### PROVIDED DATA
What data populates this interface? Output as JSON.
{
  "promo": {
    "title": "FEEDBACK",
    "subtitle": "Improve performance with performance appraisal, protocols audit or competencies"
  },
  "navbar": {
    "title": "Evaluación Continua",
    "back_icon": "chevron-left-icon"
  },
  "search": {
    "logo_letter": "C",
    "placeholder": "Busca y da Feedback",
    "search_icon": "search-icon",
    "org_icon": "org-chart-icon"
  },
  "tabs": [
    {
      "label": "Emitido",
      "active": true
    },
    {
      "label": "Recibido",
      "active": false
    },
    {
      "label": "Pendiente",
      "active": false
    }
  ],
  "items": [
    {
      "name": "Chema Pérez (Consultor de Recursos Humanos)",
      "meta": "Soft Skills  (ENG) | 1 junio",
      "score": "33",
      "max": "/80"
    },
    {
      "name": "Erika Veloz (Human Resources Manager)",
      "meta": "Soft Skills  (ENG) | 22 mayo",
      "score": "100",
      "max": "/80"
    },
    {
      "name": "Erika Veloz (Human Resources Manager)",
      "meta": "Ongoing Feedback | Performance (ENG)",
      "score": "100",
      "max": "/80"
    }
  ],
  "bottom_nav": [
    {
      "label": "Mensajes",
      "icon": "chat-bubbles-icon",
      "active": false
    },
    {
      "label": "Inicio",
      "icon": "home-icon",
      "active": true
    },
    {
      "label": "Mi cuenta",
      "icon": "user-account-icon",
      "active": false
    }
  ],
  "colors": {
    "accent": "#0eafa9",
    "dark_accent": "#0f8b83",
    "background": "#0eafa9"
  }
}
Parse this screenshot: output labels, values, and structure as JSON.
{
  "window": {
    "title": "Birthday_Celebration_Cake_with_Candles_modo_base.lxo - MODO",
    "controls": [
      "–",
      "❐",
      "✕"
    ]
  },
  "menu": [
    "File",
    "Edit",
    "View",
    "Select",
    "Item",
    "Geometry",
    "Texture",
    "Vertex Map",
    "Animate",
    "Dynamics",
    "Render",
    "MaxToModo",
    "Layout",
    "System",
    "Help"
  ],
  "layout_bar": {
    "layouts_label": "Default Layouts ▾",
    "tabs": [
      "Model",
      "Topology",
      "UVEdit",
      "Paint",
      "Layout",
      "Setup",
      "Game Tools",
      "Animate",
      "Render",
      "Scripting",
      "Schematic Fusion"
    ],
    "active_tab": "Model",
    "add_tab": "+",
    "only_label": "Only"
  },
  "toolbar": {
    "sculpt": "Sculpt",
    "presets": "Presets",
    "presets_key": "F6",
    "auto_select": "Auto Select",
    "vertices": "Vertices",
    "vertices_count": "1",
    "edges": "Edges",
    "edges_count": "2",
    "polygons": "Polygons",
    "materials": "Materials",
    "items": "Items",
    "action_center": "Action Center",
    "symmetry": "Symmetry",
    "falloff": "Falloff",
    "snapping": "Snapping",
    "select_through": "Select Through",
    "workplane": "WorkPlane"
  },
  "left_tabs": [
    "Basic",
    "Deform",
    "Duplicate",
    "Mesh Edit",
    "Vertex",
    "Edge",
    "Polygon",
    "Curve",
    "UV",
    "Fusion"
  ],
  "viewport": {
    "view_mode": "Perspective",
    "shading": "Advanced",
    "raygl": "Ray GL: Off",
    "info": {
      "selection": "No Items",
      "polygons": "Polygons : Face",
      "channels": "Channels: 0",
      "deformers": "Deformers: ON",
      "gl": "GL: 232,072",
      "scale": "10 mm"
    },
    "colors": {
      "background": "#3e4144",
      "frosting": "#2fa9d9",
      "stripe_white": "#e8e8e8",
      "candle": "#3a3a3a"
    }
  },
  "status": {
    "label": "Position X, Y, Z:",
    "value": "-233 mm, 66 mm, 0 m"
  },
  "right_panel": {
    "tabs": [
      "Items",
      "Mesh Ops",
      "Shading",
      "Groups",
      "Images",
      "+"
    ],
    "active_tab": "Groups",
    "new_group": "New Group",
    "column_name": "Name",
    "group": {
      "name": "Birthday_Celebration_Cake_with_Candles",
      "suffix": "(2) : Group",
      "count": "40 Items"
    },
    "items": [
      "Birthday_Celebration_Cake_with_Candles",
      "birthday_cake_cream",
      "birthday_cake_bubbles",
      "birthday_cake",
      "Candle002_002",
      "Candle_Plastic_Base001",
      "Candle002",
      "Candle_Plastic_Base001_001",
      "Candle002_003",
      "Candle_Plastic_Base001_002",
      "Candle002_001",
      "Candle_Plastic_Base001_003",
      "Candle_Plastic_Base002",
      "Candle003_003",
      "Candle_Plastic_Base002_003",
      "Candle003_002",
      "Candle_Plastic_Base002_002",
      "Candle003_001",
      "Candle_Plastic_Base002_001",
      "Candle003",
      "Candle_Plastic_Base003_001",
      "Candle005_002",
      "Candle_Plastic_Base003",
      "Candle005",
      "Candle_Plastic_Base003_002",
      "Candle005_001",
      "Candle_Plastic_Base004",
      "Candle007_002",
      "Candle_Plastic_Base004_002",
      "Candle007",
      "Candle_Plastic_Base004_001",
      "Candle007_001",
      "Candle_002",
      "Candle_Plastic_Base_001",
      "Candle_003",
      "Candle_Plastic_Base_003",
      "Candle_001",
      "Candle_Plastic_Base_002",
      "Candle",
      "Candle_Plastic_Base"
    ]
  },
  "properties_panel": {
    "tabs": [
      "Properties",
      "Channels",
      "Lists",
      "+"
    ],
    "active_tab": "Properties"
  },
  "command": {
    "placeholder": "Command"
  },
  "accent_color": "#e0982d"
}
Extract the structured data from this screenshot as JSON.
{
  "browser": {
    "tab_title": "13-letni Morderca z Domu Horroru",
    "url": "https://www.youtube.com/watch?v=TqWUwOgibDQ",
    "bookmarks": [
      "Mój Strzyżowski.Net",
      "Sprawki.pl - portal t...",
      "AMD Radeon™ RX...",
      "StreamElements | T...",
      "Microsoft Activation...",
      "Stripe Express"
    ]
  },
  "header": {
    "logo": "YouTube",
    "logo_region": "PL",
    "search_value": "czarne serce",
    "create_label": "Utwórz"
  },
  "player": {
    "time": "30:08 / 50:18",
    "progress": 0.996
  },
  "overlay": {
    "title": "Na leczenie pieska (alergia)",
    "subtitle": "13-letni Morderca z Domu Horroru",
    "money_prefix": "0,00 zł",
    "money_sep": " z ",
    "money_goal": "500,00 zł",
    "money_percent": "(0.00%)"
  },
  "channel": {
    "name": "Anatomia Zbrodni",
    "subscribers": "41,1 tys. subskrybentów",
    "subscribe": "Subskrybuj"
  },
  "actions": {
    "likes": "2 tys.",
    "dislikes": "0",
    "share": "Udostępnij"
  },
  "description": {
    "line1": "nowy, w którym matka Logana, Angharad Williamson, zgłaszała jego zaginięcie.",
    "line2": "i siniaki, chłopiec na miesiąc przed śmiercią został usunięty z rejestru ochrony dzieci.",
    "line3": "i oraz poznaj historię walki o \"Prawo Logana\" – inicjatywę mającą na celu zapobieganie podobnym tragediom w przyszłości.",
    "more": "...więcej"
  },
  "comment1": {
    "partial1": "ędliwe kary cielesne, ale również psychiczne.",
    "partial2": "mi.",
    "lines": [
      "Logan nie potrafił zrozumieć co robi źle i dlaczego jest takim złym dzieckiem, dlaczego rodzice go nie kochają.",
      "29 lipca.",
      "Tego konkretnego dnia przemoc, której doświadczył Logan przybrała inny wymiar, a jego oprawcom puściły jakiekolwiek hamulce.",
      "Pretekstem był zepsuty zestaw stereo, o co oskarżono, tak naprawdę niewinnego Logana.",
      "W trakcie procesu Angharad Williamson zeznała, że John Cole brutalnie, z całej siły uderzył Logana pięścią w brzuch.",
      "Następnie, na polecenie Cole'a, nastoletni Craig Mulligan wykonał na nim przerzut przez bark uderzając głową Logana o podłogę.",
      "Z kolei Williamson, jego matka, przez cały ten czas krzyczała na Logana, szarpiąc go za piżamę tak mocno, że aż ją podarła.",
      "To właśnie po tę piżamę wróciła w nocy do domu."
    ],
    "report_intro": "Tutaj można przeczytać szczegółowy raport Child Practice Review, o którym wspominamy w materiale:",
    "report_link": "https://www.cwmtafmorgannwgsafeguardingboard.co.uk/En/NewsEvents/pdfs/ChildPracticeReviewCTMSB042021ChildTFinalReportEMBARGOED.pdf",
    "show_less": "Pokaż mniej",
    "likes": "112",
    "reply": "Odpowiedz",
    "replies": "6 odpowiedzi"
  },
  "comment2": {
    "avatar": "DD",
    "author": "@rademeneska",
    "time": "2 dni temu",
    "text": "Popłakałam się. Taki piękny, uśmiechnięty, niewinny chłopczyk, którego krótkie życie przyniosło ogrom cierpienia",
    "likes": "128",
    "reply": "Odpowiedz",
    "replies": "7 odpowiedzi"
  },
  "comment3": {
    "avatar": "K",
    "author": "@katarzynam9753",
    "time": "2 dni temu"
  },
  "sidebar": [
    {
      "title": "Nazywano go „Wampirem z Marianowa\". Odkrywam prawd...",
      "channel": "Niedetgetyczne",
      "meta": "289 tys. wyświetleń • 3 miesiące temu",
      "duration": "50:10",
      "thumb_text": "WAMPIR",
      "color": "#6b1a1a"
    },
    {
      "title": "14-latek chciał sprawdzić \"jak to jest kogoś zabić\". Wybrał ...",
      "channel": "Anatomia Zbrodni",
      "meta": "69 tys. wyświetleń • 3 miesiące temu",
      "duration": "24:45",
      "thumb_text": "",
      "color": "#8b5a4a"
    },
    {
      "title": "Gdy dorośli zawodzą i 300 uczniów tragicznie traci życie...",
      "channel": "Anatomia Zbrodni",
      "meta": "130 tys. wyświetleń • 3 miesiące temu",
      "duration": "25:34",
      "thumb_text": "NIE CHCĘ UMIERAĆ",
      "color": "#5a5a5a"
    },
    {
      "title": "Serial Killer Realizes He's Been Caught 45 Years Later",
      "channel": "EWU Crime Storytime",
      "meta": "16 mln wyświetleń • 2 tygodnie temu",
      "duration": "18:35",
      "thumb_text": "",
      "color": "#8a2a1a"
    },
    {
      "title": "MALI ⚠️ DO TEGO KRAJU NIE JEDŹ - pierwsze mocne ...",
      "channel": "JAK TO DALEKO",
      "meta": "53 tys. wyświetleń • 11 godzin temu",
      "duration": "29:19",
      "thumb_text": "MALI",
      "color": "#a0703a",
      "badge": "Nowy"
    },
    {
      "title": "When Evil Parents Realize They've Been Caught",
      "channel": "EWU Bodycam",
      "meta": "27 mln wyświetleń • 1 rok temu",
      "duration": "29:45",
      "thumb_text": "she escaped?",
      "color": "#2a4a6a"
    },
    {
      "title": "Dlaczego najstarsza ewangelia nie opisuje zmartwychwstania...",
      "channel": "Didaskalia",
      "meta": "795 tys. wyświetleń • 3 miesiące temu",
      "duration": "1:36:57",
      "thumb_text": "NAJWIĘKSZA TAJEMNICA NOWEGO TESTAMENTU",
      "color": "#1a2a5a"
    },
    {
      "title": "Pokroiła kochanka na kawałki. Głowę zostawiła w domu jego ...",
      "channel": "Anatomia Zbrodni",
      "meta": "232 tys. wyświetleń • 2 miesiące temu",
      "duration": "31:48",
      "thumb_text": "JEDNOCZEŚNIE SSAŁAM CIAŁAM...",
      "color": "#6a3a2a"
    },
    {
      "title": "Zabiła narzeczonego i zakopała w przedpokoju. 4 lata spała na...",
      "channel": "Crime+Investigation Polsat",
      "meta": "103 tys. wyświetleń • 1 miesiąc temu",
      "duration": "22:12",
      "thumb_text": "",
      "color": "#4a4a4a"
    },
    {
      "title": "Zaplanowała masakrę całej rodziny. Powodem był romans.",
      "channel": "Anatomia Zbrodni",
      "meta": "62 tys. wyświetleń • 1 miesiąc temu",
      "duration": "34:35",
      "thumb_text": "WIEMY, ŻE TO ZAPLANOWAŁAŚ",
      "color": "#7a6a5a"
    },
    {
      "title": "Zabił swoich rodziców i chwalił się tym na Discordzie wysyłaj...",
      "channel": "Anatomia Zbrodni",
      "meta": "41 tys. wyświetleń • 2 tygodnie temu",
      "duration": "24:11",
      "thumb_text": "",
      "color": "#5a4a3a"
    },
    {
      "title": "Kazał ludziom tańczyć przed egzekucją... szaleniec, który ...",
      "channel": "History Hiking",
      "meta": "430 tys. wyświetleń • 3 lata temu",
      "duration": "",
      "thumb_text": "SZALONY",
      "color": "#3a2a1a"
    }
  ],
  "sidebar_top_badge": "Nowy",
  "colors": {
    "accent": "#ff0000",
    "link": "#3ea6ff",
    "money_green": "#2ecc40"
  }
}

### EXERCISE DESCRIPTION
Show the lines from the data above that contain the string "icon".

### RESULT BELOW
    "back_icon": "chevron-left-icon"
    "search_icon": "search-icon",
    "org_icon": "org-chart-icon"
      "icon": "chat-bubbles-icon",
      "icon": "home-icon",
      "icon": "user-account-icon",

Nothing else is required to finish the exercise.